### Saved data entries
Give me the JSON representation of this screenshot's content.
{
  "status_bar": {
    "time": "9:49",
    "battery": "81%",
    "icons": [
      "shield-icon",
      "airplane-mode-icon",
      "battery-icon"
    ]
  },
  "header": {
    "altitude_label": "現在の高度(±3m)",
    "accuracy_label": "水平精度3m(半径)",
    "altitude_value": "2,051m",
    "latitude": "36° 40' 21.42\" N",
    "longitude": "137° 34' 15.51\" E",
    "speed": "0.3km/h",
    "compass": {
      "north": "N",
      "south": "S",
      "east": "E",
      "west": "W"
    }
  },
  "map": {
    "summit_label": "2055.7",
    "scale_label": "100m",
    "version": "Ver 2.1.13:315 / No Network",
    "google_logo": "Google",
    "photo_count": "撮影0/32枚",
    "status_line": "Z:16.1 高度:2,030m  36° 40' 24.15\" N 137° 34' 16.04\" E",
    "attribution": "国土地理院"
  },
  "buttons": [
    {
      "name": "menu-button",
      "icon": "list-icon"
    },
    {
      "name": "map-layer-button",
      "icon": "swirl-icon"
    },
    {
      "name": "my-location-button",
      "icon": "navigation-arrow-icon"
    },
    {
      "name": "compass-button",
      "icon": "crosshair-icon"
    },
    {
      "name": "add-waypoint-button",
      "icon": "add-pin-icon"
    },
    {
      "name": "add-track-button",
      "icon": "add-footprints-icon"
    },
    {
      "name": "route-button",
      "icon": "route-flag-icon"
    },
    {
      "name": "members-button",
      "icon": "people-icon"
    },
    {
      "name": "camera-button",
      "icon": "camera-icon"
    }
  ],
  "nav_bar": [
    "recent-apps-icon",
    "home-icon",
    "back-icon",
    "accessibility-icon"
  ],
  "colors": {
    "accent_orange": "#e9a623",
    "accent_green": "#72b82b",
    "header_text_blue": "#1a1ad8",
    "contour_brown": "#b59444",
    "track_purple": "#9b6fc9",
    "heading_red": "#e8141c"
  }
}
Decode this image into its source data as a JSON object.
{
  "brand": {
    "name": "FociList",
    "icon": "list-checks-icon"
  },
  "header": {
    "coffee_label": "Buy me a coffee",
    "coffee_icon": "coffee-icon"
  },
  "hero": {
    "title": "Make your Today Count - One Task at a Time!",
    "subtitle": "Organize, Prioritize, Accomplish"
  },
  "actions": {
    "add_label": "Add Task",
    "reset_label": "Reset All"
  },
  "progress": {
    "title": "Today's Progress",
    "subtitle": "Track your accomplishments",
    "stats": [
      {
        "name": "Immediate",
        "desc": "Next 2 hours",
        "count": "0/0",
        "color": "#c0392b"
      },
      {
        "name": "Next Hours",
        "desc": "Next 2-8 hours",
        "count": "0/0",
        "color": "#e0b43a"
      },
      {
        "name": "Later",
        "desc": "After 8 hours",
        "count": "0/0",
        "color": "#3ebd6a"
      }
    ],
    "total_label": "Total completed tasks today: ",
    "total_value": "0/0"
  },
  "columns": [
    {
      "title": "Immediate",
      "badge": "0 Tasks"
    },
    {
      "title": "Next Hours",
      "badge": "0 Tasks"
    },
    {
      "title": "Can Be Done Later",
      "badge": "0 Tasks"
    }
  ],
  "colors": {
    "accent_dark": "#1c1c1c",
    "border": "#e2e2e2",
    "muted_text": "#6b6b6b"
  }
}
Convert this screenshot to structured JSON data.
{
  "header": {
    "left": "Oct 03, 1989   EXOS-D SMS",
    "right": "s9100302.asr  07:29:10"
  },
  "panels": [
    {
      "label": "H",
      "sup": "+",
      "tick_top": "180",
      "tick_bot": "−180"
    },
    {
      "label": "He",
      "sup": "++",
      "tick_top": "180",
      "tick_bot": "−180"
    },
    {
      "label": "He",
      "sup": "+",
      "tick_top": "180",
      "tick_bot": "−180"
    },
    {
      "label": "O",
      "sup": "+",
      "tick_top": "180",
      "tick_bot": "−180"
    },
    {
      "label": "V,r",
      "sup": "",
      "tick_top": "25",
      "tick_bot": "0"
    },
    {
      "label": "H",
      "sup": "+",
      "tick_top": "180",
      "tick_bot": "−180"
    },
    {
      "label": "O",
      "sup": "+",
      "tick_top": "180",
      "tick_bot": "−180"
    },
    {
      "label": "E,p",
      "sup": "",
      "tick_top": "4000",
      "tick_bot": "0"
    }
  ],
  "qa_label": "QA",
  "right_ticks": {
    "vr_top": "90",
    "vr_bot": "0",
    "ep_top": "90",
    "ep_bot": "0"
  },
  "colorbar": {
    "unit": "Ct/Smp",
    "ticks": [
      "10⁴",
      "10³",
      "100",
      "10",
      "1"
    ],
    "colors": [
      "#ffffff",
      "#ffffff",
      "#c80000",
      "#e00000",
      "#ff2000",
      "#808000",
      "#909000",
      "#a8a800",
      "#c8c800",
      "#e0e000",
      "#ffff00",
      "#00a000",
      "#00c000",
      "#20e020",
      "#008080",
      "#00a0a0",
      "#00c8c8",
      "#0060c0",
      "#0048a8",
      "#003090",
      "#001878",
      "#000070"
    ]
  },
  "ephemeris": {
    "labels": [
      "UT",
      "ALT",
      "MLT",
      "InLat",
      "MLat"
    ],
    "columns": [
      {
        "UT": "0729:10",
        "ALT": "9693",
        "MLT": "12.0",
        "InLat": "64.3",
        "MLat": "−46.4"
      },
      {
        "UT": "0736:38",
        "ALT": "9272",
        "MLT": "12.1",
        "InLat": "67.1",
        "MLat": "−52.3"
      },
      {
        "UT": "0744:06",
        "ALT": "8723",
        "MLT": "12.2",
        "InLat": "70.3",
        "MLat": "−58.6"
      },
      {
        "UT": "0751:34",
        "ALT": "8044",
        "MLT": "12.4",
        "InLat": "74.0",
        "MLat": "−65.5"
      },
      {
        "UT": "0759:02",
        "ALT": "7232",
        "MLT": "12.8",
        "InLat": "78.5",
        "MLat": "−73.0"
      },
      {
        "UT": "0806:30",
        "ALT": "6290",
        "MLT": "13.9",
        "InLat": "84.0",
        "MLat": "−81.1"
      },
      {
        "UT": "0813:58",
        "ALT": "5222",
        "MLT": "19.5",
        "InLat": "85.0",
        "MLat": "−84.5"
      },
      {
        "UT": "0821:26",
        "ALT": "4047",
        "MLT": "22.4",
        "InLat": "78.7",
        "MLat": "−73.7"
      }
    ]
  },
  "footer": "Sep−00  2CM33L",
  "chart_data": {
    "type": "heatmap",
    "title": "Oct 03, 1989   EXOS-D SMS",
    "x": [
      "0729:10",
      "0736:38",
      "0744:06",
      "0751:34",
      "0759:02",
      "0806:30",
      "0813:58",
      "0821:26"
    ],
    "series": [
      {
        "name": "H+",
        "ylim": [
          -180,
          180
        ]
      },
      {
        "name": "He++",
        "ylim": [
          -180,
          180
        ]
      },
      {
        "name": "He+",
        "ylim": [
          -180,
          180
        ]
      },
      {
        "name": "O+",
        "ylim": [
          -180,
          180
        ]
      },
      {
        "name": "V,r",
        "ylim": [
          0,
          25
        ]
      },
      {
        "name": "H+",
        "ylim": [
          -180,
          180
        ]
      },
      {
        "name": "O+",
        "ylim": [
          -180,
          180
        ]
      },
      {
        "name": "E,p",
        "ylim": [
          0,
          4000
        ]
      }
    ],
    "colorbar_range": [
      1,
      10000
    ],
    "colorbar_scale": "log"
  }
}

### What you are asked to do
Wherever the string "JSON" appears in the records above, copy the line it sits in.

### Output for this exercise
Give me the JSON representation of this screenshot's content.
Decode this image into its source data as a JSON object.
Convert this screenshot to structured JSON data.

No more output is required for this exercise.